When buying flooring most people, even professionals in the building industry would consider three main factors; style, suitability and cost.

Style would include the texture, appearance and in general whether the product will fit in with the interior (or exterior) design.

Suitability is a more complex issue and professional advice is necessary. For example outdoor tiles in a cold climate need to be specified as frost resistant, flooring used in commercial spaces needs to be suitably wear resistant AC4 for laminated flooring, porcelains for tiles and so forth.

Cost may seem a simple issue but it gets complicated. The cost of a flooring system per square meter (or square foot) is just the first factor to consider. What about installation costs? What about the cost and effort of cleaning materials for the floor every year. And how long is this floor going to last until it needs replacement? Taking all these factors and more into consideration the Tile Council of North America commissioned Scharf-Godfrey to undertake what is called a  Life Cycle Cost Analysis (LCCA) for 17 different floor coverings. LCCA is defined as an economic method of project evaluation in which all costs arising from owning, operating, maintaining and disposing of a project are considered important to the decision.

Costs were amortized over the 40 year average lifetime of a building. The ratings in the table below take into account a multitude of factors and reduce them to a cost per area per year.

What you may find surprising is that ceramic and porcelain tiles are the most cost effective of all. This is not to say other flooring doesn’t have a place, just that for most applications ceramic tiles give the most bang for the buck! You may want to point this out to the next customer you serve.

More next time!

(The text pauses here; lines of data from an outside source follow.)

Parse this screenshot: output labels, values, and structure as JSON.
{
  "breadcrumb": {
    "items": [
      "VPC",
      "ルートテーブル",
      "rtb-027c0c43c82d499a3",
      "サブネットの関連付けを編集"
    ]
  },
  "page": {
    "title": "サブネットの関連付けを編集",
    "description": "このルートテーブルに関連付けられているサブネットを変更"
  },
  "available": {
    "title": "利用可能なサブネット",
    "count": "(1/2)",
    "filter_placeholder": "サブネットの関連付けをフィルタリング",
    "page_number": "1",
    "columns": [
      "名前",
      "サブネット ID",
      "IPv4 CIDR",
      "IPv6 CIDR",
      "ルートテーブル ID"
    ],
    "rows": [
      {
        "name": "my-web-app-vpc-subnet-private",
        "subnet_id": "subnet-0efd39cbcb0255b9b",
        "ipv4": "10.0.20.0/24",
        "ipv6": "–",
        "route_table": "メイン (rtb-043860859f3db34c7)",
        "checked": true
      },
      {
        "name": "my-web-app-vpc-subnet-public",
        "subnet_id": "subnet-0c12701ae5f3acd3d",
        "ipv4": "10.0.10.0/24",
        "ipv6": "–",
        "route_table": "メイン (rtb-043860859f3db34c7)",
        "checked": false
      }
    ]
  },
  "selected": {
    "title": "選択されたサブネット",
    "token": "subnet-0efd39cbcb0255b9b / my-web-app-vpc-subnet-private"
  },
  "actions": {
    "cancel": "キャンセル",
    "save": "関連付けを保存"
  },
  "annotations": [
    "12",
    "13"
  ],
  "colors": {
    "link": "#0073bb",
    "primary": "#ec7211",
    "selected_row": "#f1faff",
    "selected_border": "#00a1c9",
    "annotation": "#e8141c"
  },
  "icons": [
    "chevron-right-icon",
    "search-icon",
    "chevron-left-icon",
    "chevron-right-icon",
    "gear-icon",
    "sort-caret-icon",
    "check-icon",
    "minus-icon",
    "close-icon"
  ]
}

P.S. By the way VCT at the bottom of the table stands for Vinyl Composition Tile. It is a finished flooring material used primarily in commercial and institutional applications. VCT is composed of colored vinyl chips formed into solid sheets of varying thicknesses (4mm is common) by heat and pressure and cut into 30cm squares. Tiles are applied to a smooth, leveled sub-floor using a specially formulated vinyl adhesive that remains tacky but does not completely dry. Tiles are typically waxed and buffed using special materials and equipment.
VCT tiles have high resilience to abrasion and impact damage and can be repeatedly refinished with chemical strippers and mechanical buffing equipment. If properly installed, tiles can be easily removed and replaced when damaged. Tiles are available in a variety of colors from several major flooring manufacturers. Some manufacturers have created vinyl tiles that very closely resemble wood, stone terrazzo and concrete. Tiles can easily be cut and assembled into colorful and decorative patterns.
Vinyl composition tiles took the place of asbestos tiles, which were widely used in schools, hospitals, offices, and public buildings up until the 1980s. Use of tiles and adhesives containing asbestos were discontinued when asbestos materials were determined to be hazardous.